++++ Given entries ++++

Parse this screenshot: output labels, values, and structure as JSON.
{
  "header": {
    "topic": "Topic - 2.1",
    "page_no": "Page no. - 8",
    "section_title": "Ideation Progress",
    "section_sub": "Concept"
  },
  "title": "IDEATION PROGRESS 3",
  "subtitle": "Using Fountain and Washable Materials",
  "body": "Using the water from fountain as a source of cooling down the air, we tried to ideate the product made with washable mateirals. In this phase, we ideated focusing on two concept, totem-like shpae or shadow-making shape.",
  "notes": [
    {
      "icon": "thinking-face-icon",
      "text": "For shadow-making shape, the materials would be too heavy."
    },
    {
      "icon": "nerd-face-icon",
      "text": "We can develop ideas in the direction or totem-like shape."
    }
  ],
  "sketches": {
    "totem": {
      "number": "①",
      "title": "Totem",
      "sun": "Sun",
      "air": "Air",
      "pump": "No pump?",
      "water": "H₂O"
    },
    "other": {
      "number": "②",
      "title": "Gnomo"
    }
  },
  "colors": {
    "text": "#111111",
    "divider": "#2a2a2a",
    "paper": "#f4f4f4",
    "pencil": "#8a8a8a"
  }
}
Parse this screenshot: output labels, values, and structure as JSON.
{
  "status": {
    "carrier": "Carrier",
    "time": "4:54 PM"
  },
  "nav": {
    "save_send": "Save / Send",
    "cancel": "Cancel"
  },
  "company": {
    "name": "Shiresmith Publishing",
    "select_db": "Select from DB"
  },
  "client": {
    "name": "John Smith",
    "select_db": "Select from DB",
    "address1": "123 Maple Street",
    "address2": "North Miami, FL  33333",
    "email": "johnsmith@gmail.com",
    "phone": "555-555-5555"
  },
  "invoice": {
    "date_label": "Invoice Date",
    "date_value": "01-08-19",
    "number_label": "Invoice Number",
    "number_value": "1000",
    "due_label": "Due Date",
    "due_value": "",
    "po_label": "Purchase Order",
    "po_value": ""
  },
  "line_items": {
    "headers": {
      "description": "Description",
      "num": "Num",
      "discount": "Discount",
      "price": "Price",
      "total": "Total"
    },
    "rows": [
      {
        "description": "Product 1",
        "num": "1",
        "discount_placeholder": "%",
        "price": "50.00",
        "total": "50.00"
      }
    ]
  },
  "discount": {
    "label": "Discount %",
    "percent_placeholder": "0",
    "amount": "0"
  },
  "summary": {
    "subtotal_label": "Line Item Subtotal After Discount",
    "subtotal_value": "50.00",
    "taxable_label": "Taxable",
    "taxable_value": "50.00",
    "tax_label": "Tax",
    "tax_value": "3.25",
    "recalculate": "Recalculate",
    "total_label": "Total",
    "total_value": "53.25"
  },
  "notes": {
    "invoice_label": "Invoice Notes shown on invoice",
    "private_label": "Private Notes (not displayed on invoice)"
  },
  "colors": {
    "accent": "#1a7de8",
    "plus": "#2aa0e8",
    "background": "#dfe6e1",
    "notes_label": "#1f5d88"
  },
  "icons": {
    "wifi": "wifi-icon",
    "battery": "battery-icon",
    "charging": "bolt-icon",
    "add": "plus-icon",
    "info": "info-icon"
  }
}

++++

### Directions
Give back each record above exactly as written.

### Task solution
Parse this screenshot: output labels, values, and structure as JSON.
{
  "header": {
    "topic": "Topic - 2.1",
    "page_no": "Page no. - 8",
    "section_title": "Ideation Progress",
    "section_sub": "Concept"
  },
  "title": "IDEATION PROGRESS 3",
  "subtitle": "Using Fountain and Washable Materials",
  "body": "Using the water from fountain as a source of cooling down the air, we tried to ideate the product made with washable mateirals. In this phase, we ideated focusing on two concept, totem-like shpae or shadow-making shape.",
  "notes": [
    {
      "icon": "thinking-face-icon",
      "text": "For shadow-making shape, the materials would be too heavy."
    },
    {
      "icon": "nerd-face-icon",
      "text": "We can develop ideas in the direction or totem-like shape."
    }
  ],
  "sketches": {
    "totem": {
      "number": "①",
      "title": "Totem",
      "sun": "Sun",
      "air": "Air",
      "pump": "No pump?",
      "water": "H₂O"
    },
    "other": {
      "number": "②",
      "title": "Gnomo"
    }
  },
  "colors": {
    "text": "#111111",
    "divider": "#2a2a2a",
    "paper": "#f4f4f4",
    "pencil": "#8a8a8a"
  }
}
Parse this screenshot: output labels, values, and structure as JSON.
{
  "status": {
    "carrier": "Carrier",
    "time": "4:54 PM"
  },
  "nav": {
    "save_send": "Save / Send",
    "cancel": "Cancel"
  },
  "company": {
    "name": "Shiresmith Publishing",
    "select_db": "Select from DB"
  },
  "client": {
    "name": "John Smith",
    "select_db": "Select from DB",
    "address1": "123 Maple Street",
    "address2": "North Miami, FL  33333",
    "email": "johnsmith@gmail.com",
    "phone": "555-555-5555"
  },
  "invoice": {
    "date_label": "Invoice Date",
    "date_value": "01-08-19",
    "number_label": "Invoice Number",
    "number_value": "1000",
    "due_label": "Due Date",
    "due_value": "",
    "po_label": "Purchase Order",
    "po_value": ""
  },
  "line_items": {
    "headers": {
      "description": "Description",
      "num": "Num",
      "discount": "Discount",
      "price": "Price",
      "total": "Total"
    },
    "rows": [
      {
        "description": "Product 1",
        "num": "1",
        "discount_placeholder": "%",
        "price": "50.00",
        "total": "50.00"
      }
    ]
  },
  "discount": {
    "label": "Discount %",
    "percent_placeholder": "0",
    "amount": "0"
  },
  "summary": {
    "subtotal_label": "Line Item Subtotal After Discount",
    "subtotal_value": "50.00",
    "taxable_label": "Taxable",
    "taxable_value": "50.00",
    "tax_label": "Tax",
    "tax_value": "3.25",
    "recalculate": "Recalculate",
    "total_label": "Total",
    "total_value": "53.25"
  },
  "notes": {
    "invoice_label": "Invoice Notes shown on invoice",
    "private_label": "Private Notes (not displayed on invoice)"
  },
  "colors": {
    "accent": "#1a7de8",
    "plus": "#2aa0e8",
    "background": "#dfe6e1",
    "notes_label": "#1f5d88"
  },
  "icons": {
    "wifi": "wifi-icon",
    "battery": "battery-icon",
    "charging": "bolt-icon",
    "add": "plus-icon",
    "info": "info-icon"
  }
}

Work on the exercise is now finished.